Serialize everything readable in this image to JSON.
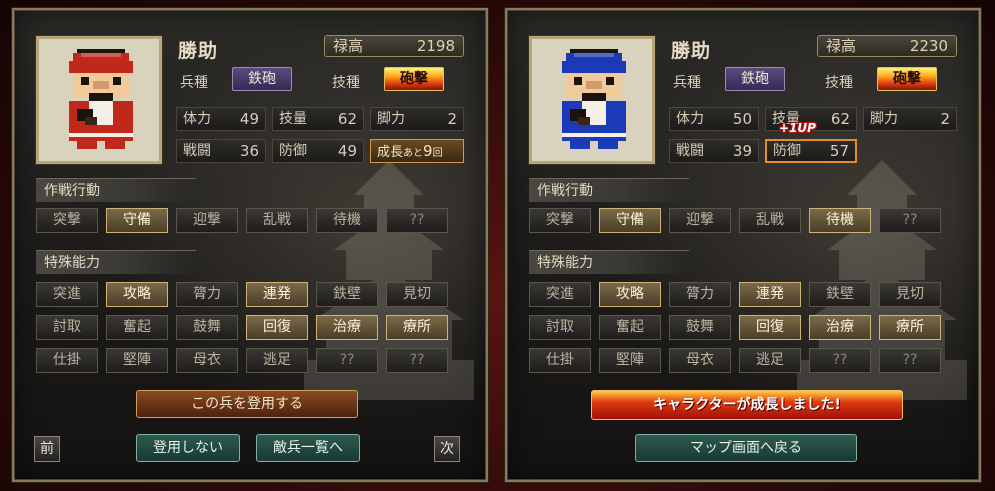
{
  "screens": [
    {
      "name": "勝助",
      "stipend": {
        "label": "禄高",
        "value": "2198"
      },
      "unit_type": {
        "label": "兵種",
        "value": "鉄砲"
      },
      "skill": {
        "label": "技種",
        "value": "砲撃"
      },
      "stats": [
        {
          "label": "体力",
          "value": "49"
        },
        {
          "label": "技量",
          "value": "62"
        },
        {
          "label": "脚力",
          "value": "2"
        },
        {
          "label": "戦闘",
          "value": "36"
        },
        {
          "label": "防御",
          "value": "49"
        }
      ],
      "growth": {
        "text": "成長",
        "small": "あと",
        "count": "9",
        "unit": "回"
      },
      "tactics_title": "作戦行動",
      "tactics": [
        "突撃",
        "守備",
        "迎撃",
        "乱戦",
        "待機",
        "??"
      ],
      "tactics_active": [
        1
      ],
      "abilities_title": "特殊能力",
      "abilities": [
        "突進",
        "攻略",
        "膂力",
        "連発",
        "鉄壁",
        "見切",
        "討取",
        "奮起",
        "鼓舞",
        "回復",
        "治療",
        "療所",
        "仕掛",
        "堅陣",
        "母衣",
        "逃足",
        "??",
        "??"
      ],
      "abilities_active": [
        1,
        3,
        9,
        10,
        11
      ],
      "buttons": {
        "recruit": "この兵を登用する",
        "decline": "登用しない",
        "enemy_list": "敵兵一覧へ",
        "prev": "前",
        "next": "次"
      },
      "colors": {
        "uniform": "#c0281c"
      }
    },
    {
      "name": "勝助",
      "stipend": {
        "label": "禄高",
        "value": "2230"
      },
      "unit_type": {
        "label": "兵種",
        "value": "鉄砲"
      },
      "skill": {
        "label": "技種",
        "value": "砲撃"
      },
      "stats": [
        {
          "label": "体力",
          "value": "50"
        },
        {
          "label": "技量",
          "value": "62"
        },
        {
          "label": "脚力",
          "value": "2"
        },
        {
          "label": "戦闘",
          "value": "39"
        },
        {
          "label": "防御",
          "value": "57"
        }
      ],
      "level_up_badge": "+1UP",
      "tactics_title": "作戦行動",
      "tactics": [
        "突撃",
        "守備",
        "迎撃",
        "乱戦",
        "待機",
        "??"
      ],
      "tactics_active": [
        1,
        4
      ],
      "abilities_title": "特殊能力",
      "abilities": [
        "突進",
        "攻略",
        "膂力",
        "連発",
        "鉄壁",
        "見切",
        "討取",
        "奮起",
        "鼓舞",
        "回復",
        "治療",
        "療所",
        "仕掛",
        "堅陣",
        "母衣",
        "逃足",
        "??",
        "??"
      ],
      "abilities_active": [
        1,
        3,
        9,
        10,
        11
      ],
      "buttons": {
        "growth_banner": "キャラクターが成長しました!",
        "return_map": "マップ画面へ戻る"
      },
      "colors": {
        "uniform": "#1c3ab8"
      }
    }
  ]
}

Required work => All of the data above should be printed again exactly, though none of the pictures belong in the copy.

Exercise output =>
Serialize everything readable in this image to JSON.
{
  "screens": [
    {
      "name": "勝助",
      "stipend": {
        "label": "禄高",
        "value": "2198"
      },
      "unit_type": {
        "label": "兵種",
        "value": "鉄砲"
      },
      "skill": {
        "label": "技種",
        "value": "砲撃"
      },
      "stats": [
        {
          "label": "体力",
          "value": "49"
        },
        {
          "label": "技量",
          "value": "62"
        },
        {
          "label": "脚力",
          "value": "2"
        },
        {
          "label": "戦闘",
          "value": "36"
        },
        {
          "label": "防御",
          "value": "49"
        }
      ],
      "growth": {
        "text": "成長",
        "small": "あと",
        "count": "9",
        "unit": "回"
      },
      "tactics_title": "作戦行動",
      "tactics": [
        "突撃",
        "守備",
        "迎撃",
        "乱戦",
        "待機",
        "??"
      ],
      "tactics_active": [
        1
      ],
      "abilities_title": "特殊能力",
      "abilities": [
        "突進",
        "攻略",
        "膂力",
        "連発",
        "鉄壁",
        "見切",
        "討取",
        "奮起",
        "鼓舞",
        "回復",
        "治療",
        "療所",
        "仕掛",
        "堅陣",
        "母衣",
        "逃足",
        "??",
        "??"
      ],
      "abilities_active": [
        1,
        3,
        9,
        10,
        11
      ],
      "buttons": {
        "recruit": "この兵を登用する",
        "decline": "登用しない",
        "enemy_list": "敵兵一覧へ",
        "prev": "前",
        "next": "次"
      },
      "colors": {
        "uniform": "#c0281c"
      }
    },
    {
      "name": "勝助",
      "stipend": {
        "label": "禄高",
        "value": "2230"
      },
      "unit_type": {
        "label": "兵種",
        "value": "鉄砲"
      },
      "skill": {
        "label": "技種",
        "value": "砲撃"
      },
      "stats": [
        {
          "label": "体力",
          "value": "50"
        },
        {
          "label": "技量",
          "value": "62"
        },
        {
          "label": "脚力",
          "value": "2"
        },
        {
          "label": "戦闘",
          "value": "39"
        },
        {
          "label": "防御",
          "value": "57"
        }
      ],
      "level_up_badge": "+1UP",
      "tactics_title": "作戦行動",
      "tactics": [
        "突撃",
        "守備",
        "迎撃",
        "乱戦",
        "待機",
        "??"
      ],
      "tactics_active": [
        1,
        4
      ],
      "abilities_title": "特殊能力",
      "abilities": [
        "突進",
        "攻略",
        "膂力",
        "連発",
        "鉄壁",
        "見切",
        "討取",
        "奮起",
        "鼓舞",
        "回復",
        "治療",
        "療所",
        "仕掛",
        "堅陣",
        "母衣",
        "逃足",
        "??",
        "??"
      ],
      "abilities_active": [
        1,
        3,
        9,
        10,
        11
      ],
      "buttons": {
        "growth_banner": "キャラクターが成長しました!",
        "return_map": "マップ画面へ戻る"
      },
      "colors": {
        "uniform": "#1c3ab8"
      }
    }
  ]
}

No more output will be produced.